The panelists noted that many politicians allow finite debate and video posting in so-called “walled gardens” of their campaign websites and MySpace pages, but haven’t yet embraced open-source politics. “The politician who fails to recognize the trend does so at their own risk,” said Rasiej.

Barack Obama’s campaign (which of course had nothing to do with the Apple ad) is also backwards thinking, several panelists noted. The webmaster running the Obama MySpace site–with 160,000 supporters–asked Obama for a salary, $39,000, and was refused. “That’s 25 cents a voter and they said no,” said Raseij. “Keep in mind, campaigns often spend one dollar per email address for mailing lists.”

New game, new players

Steve Grove, head of News and Politics at YouTube, was more optimistic. His site has seen an unprecedented rise in user-created political dialog in the form of videos and “…anything that brings more people to the table is a great first step.”

“It’s a conversation, not a distribution mechanism,” said Grove. “It’s so antithetical to the way politics has been run for the past 30 years.”

Tools like Meetup and Eventful allow regular citizens to choose when and where the real-world debates happen, as well, essentially giving citizens a voice to demand the discussion come to them in person.

One audience member asked about the infamous “Don’t Tase Me, Bro” video of a student agitator getting tasered by security at a John Kerry speech. “Are we in danger of high-keyed, emotionally-driven politics in this trend, are we being desensitized to real issues?”

Raseij responded “What’s shocking about that video is that John Kerry said nothing.”


The panelists agreed that in an era of horizontally accessible media, fact checking, like that done by panelist Viveca Novak of Annenberg Fact Check, at the University of Pennsylvania, becomes increasingly crucial.

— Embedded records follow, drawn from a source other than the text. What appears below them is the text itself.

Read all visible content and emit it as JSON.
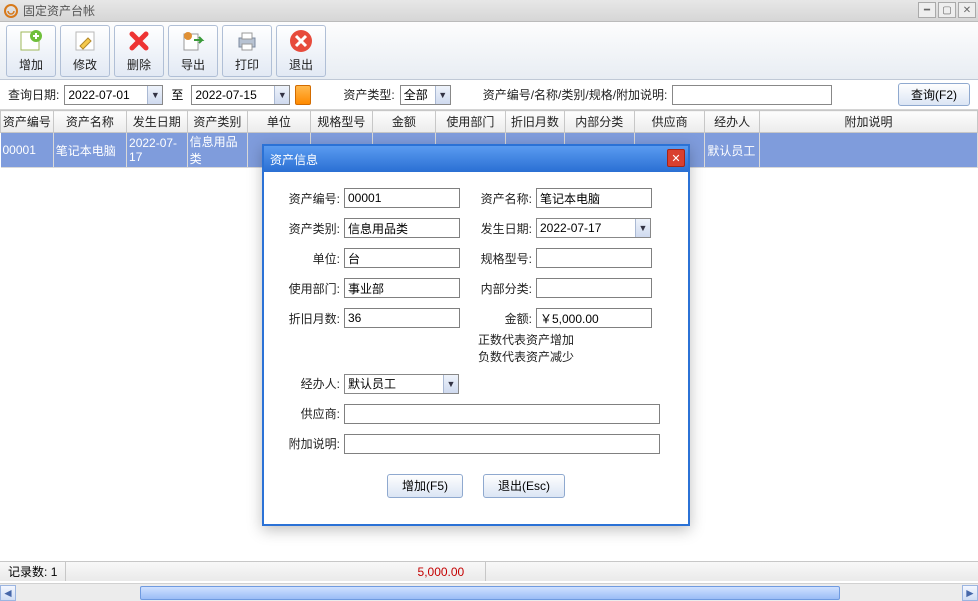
{
  "window": {
    "title": "固定资产台帐"
  },
  "toolbar": {
    "add": "增加",
    "edit": "修改",
    "delete": "删除",
    "export": "导出",
    "print": "打印",
    "exit": "退出"
  },
  "filter": {
    "date_label": "查询日期:",
    "date_from": "2022-07-01",
    "to": "至",
    "date_to": "2022-07-15",
    "type_label": "资产类型:",
    "type_value": "全部",
    "search_label": "资产编号/名称/类别/规格/附加说明:",
    "search_value": "",
    "query_btn": "查询(F2)"
  },
  "columns": [
    "资产编号",
    "资产名称",
    "发生日期",
    "资产类别",
    "单位",
    "规格型号",
    "金额",
    "使用部门",
    "折旧月数",
    "内部分类",
    "供应商",
    "经办人",
    "附加说明"
  ],
  "rows": [
    {
      "c0": "00001",
      "c1": "笔记本电脑",
      "c2": "2022-07-17",
      "c3": "信息用品类",
      "c4": "",
      "c5": "",
      "c6": "",
      "c7": "",
      "c8": "",
      "c9": "",
      "c10": "",
      "c11": "默认员工",
      "c12": ""
    }
  ],
  "status": {
    "record_label": "记录数:",
    "record_count": "1",
    "amount": "5,000.00"
  },
  "modal": {
    "title": "资产信息",
    "asset_no_label": "资产编号:",
    "asset_no": "00001",
    "asset_name_label": "资产名称:",
    "asset_name": "笔记本电脑",
    "category_label": "资产类别:",
    "category": "信息用品类",
    "occur_date_label": "发生日期:",
    "occur_date": "2022-07-17",
    "unit_label": "单位:",
    "unit": "台",
    "spec_label": "规格型号:",
    "spec": "",
    "dept_label": "使用部门:",
    "dept": "事业部",
    "subcat_label": "内部分类:",
    "subcat": "",
    "dep_month_label": "折旧月数:",
    "dep_month": "36",
    "amount_label": "金额:",
    "amount": "￥5,000.00",
    "note_line1": "正数代表资产增加",
    "note_line2": "负数代表资产减少",
    "handler_label": "经办人:",
    "handler": "默认员工",
    "supplier_label": "供应商:",
    "supplier": "",
    "remark_label": "附加说明:",
    "remark": "",
    "btn_add": "增加(F5)",
    "btn_exit": "退出(Esc)"
  }
}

“The Internet is a blessing and a curse,” she said. “There’s great information and a great deal of disinformation,” noting that her website busted Bill Richardson for including bogus facts in his YouTube videos. “Now we are drinking from the firehose.

“There’s a low barrier to entry, but many [participants] aren’t armed to the teeth with facts, as they should be,” said Grove. “But I don’t share Andrew’s disdain for MySpace politics. This is an era of intense experimentation. Not all top-down politics is a bad thing.”

In an election with no incumbent, and a range of candidates as diverse as America has ever seen (female, African-American, Mormon, pro-choice Republican, etc.) new media throws an additional curveball into an already unstable game. The real question is whether new voters and non-voters will turn out as a result of the YouTube revolution. Online registration, mobile phone voting information and a bevy of other technologies designed to get out the vote can become “the digital equivalent of walking the precinct and knocking on doors,” said Raseij.

About Noah Barron

Hi, I used to be Robert Niles' research assistant, but I actually graduated and actually found a dead tree j-job at the Los Angeles Daily Journal, where I am general assignment/verdicts and settlements reporter.